First up was a bus to Christchurch, where I only spent one night. The following morning I boarded the Coastal Pacific train to Picton. I first found out about this train when I arrived to the South Island by ferry, and saw a train coming into the station next to the ferry station. I did some research about it and found out that it’s a line connecting Picton to Christchurch called the Coastal Pacific. Since I had already booked a bus ticket to Christchurch on that occasion, I told myself that I would take the train when I had to eventually return to this area.
It was an early 7am departure from Christchurch’s train station. Check-in process was a bliss and I was assigned a window seat. The carriage I was in was half empty. Everything inside seem very clean and new. Large windows, comfortable seats, and a screen showing you a map and the train’s current position. Headphones are provided for the commentary, which describes the attractions and history of the many regions along the way.
There’s a cafe car with beverages, light meals, and desserts. You can go there to order yourself, or you can do it from your seat by placing your order with one of the attendants.

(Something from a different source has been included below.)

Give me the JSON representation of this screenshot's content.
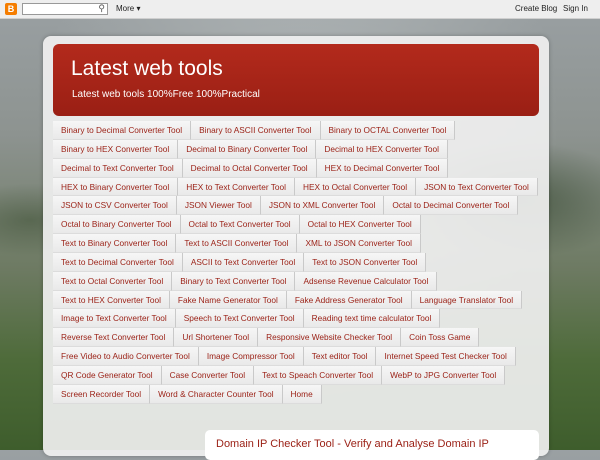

There is an open air carriage all the way at the back of the train. This carriage has no glass windows, giving you fresh air and a better spot for taking photographs. It was a cold and foggy morning though, so it wasn’t comfortable to be there for more than a few minutes at a time.
The train makes six short stops along the way before arriving at Picton a bit after noon. The scenery go from farmland to hills, to the coast around Kaikoura, and then finally the vineyards south of Picton.
It’s very beautiful scenery, but since the road pretty much follows the train tracks, I had already seen all of this when I took the bus down to Christchurch a few weeks before. It took away the surprise factor, but it was still an enjoyable ride nonetheless.
From Picton I still had to find my way to Nelson, which would be my base for the last two hikes. I grabbed a quick lunch and decided to do something I hadn’t done in New Zealand: hitchhiking. From talking to other backpackers in hostels, this is a very common and relatively safe thing to do in this country. While I was enjoying my time in NZ very much, I felt that I was lacking experiences with locals. I also wanted to add some adventure and unpredictability to my journey. So I walked to the edge of town, and got ready to catch a ride. About sixty cars would go by before one picked me up. The couple in the car ended up being wine makers from Argentina doing a working holiday in New Zealand. I’m sure they were very surprised to pick up a random Asian guy on the side of the road who happened to not only speak Spanish, but also with their homeland’s accent. They were not going all the way to Picton, but dropped me off at Blenheim instead.
From Blenheim I got another ride from a local guy who was a motorcycle mechanic. Since I’m also an enthusiast, we spent the entire time talking about motorcycles. I got dropped off at Nelson‘s town center, and found the hitchhiking experience very fun. If I wasn’t on such a tight schedule, I would have definitely done more of it. I feel very bad that I don’t remember the names of the people who gave me rides. I have always been terrible with names.
I ended staying in Nelson on three separate occasions. Before and after Abel Tasman, and after finishing the Heaphy Track. I stayed at Almond House Backpackers and absolutely loved it. It was almost like having my own house, with roommates of course. The cozy hostel plus the need for relaxation in between hikes meant that I didn’t do any sightseeing in Nelson, so I have zero pictures of it. I did get a sense that it is a very chill city, but big enough to have all the stores and conveniences you might need.
Next entry: Abel Tasman Coast Track Day 1: Marahau to Anchorage
Part of the New Zealand Great Walks Journal